I’m a college student. Can I vote in Colorado?

^ back to menu

In Colorado, students get to choose their residency when it comes to their voter registration. Someone who recently moved to Colorado is a resident after living here for 22 days. 

The state has tens of thousands of college students — including those who are in-state and out-of-state, whether or not they are living near their school during the coronavirus pandemic — who are eligible to participate in this year’s election.

Students and nonstudents alike can register to vote all the way through Election Day, but if they register after the Oct. 26 mail-in ballot deadline, they will have to vote in-person. So long as a student is a U.S. citizen, at least 18 years of age or older, and currently lives in the state or intends to return here at some point, their voter registration here will be valid.

STORY: If you’re a college student and you need to figure out where to vote, here’s a quick guide to what you need to know

What resources are available for people with disabilities?

^ back to menu

Colorado county clerks want to make it easy for people with disabilities to vote and a 2019 law added the ability to vote online. The local election officials (contact information here) are the first stop if you have questions, but another good resource is Disability Law Colorado’s Just Vote Colorado project.

STORY: Colorado wanted to make it easier for people with disabilities to vote. Then came coronavirus.

Are people allowed to bring firearms into a polling place?

^ back to menu

It depends on where the polls are located. If the Voting Service and Polling Center (the official name of polling places in Colorado) is located in a place that allows firearms, then yes, people can bring concealed firearms or open carry.

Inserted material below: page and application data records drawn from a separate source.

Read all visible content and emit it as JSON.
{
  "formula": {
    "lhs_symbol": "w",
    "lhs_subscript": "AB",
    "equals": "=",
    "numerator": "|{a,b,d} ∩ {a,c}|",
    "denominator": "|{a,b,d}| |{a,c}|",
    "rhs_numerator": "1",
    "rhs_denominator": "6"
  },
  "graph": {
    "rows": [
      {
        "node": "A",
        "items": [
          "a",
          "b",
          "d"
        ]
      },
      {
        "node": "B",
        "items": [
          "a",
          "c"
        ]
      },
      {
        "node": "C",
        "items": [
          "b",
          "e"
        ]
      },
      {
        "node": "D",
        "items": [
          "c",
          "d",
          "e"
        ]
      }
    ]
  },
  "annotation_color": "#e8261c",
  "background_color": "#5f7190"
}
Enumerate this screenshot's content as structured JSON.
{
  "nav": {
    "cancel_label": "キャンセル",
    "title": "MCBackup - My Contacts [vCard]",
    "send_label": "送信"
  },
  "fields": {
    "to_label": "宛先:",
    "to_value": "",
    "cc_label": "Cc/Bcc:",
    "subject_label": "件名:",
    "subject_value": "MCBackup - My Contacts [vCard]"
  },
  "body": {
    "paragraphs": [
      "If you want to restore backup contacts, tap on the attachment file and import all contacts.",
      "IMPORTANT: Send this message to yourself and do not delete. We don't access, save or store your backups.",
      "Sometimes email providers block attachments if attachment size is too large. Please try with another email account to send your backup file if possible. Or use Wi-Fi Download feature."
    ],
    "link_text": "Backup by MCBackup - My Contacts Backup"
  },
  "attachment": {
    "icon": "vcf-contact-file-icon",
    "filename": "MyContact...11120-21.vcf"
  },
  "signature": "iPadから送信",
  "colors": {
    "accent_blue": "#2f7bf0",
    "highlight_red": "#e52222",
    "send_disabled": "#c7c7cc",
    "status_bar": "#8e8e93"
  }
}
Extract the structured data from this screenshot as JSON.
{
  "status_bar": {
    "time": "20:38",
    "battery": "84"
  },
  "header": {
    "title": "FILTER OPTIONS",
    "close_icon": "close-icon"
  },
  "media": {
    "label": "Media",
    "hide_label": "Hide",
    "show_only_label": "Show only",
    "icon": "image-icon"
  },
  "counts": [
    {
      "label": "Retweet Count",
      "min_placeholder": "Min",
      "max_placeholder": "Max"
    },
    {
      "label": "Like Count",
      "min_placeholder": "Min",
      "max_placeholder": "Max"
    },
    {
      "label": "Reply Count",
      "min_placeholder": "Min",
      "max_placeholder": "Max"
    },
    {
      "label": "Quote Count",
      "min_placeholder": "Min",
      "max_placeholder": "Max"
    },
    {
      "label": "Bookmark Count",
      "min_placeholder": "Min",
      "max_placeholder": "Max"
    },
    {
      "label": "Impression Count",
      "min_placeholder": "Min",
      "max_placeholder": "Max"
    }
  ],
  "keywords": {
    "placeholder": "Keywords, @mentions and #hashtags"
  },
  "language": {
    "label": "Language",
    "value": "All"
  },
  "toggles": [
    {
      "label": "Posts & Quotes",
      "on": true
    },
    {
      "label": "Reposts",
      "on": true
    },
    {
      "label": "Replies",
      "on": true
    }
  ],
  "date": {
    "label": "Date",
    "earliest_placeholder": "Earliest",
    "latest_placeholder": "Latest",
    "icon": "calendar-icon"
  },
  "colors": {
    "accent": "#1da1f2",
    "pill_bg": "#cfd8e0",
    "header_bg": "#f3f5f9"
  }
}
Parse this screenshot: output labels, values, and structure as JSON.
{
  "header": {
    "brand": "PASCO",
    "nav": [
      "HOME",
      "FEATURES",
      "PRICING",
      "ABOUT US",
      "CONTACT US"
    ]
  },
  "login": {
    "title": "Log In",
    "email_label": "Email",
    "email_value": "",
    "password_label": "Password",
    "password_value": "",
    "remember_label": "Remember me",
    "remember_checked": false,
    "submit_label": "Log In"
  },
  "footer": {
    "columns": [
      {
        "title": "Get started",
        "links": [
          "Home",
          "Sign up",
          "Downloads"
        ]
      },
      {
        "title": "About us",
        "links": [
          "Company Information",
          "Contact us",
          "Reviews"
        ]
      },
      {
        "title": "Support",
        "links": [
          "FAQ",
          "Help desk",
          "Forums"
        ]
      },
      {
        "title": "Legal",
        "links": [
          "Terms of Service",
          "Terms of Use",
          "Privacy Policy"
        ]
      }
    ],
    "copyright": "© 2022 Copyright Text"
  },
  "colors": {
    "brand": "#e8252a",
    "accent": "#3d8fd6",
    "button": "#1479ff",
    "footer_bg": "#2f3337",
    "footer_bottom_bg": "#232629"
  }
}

It largely depends on local laws, and each county is a little different.

If the polling place is at a school, guns are not allowed, state officials said.

Staff writers Evan Ochsner and Lucy Haggard contributed to this report. Sandra Fish contributed to this story through the Colorado News Collaborative.

This project was produced with support through a grant from the American Press Institute.

Special to The Colorado Sun Twitter: @fishnette

John Frank is a former Colorado Sun staff writer. He left the publication in January 2021.